Sweet Auburn: The Magazine of the Friends of Mount Auburn Lives of the Past Informing the Future - Page 15
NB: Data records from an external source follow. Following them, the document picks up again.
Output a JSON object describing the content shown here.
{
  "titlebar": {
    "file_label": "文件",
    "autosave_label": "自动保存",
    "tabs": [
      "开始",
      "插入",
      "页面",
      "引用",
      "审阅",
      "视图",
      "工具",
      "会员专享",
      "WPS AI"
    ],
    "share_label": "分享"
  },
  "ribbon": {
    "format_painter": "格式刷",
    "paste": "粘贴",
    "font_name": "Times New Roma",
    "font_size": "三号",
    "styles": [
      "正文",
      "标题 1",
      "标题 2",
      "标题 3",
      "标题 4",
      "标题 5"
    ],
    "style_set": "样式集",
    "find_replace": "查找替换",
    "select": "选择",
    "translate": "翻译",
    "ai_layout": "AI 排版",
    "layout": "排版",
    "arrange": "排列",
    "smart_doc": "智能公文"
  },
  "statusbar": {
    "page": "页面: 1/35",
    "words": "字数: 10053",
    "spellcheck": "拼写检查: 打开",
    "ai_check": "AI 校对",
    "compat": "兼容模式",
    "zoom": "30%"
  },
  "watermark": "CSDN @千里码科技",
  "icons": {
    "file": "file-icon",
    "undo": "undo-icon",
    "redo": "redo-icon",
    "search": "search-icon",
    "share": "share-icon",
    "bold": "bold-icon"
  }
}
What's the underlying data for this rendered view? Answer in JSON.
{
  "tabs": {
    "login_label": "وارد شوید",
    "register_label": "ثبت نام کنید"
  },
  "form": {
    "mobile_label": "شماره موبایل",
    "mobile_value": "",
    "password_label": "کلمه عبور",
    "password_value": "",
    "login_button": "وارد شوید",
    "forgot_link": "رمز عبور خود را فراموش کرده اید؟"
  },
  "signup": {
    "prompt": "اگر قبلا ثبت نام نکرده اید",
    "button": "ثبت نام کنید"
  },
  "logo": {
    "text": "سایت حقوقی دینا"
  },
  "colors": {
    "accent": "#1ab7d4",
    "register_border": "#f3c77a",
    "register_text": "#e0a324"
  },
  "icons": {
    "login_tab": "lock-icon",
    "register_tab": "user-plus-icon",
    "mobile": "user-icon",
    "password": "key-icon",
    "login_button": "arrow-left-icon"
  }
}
sweet auburn | 2019 volume ii The United States Exploring Expedition 1838–1842 M e mor i a l t o Scientific Exploration and Adventure on the High Seas By Meg L. Winslow Curator of Historical Collections and Melissa Banta Historical Collections Consultant T ucked behind the Nathaniel Bowditch statue and a stand of tall hemlock trees on Central Avenue, a large marble obelisk commemorates one of the nation’s greatest naval expeditions. On August 18, 1838, six ships led by Lieutenant Charles Wilkes left Virginia for South America carrying 490 young sailors, officers, and a group of civilian botanists, mineralogists, artists, and naturalists called “scientifics.” Sponsored by the government, the United States South Seas Exploring Expedition circumnavigated the globe, exploring and surveying the “Southern Seas” as an important area of commerce as well as to collect specimens to “extend the bounds of science and promote acquisition of knowledge.” “In less than four years,” writes historian Herman J. Viola, “this gallant naval squadron of six small ships surveyed 280 islands and constructed 180 charts, some of which were still being used as late as World War II. The expedition mapped eight hundred miles of the coast of Oregon territory; it explored some fifteen hundred miles of the Antarctic coast, thereby proving the existence of the seventh continent.” Equally important, Viola writes, “it led to the emergence of the United States as a naval and scientific power with worldwide interests.” The men aboard the expedition’s vessels endured severe weather, disease, and tensions between the strict, hard-driven Wilkes and the ships’ officers, crews, and scientists. Only two of the six ships returned. Nevertheless, the voyage contributed a prodigious amount of scholarship, including nineteen volumes and atlases. Specimens collected on the expedition helped create the foundation of Smithsonian Museum of Natural History in 1857 at a time when the fields of botany, geology, and anthropology were just becoming established scientific disciplines. Mount Auburn Cemetery donated the land for the purpose of commemorating the expedition, and in 1843 the expedition’s officers and scientific corps erected a large cenotaph at Mount Auburn to honor four of the young men who lost their lives during the voyage. Lieutenant Joseph A. Underwood, a mathematician and surveyor, and Midshipman Wilkes Henry, the nephew of Charles Wilkes, were killed on a surveying mission on the Fijian island of Malolo on July 24, 1840. The cenotaph also commemorates Midshipmen James W. E. Reid and Frederick A. Bacon, who were lost at sea during a heavy gale off of Cape Horn in May 1839. The Boston Mercantile Journal reported at the time, “This cenotaph is an Egyptian obelisk, twenty-two feet high, and four feet at the base, erected at the cost of $2000. The design is by Mr. Drayton, of the Scientific corps, and is in the finest style of pure, simple, monumental beauty. The execution of Struthers & Son of Philadelphia, is worthy of the design.” Joseph Drayton had served as the artist for the Exploring Expedition, and his drawings of artifacts, architecture, and people appeared in the five-volume Narrative of the expedition published by Wilkes. The Journal wrote of the “chivalry of feeling, which embalms the names and memory of brother officers. . .and is touchingly displayed in this plain, but beautiful and appropriate monument.” The Naval Monument at Mount Auburn serves as a permanent reminder of one of the earliest and most remarkable of American naval expeditions. For further reading: Magnificent Voyagers: The U.S. Exploring Expedition, 1838–1842, ed. Herman J. Viola and Carolyn Margolis (Smithsonian, 1985). Sea of Glory, by Nathaniel Philbrick (Viking, 2003). 13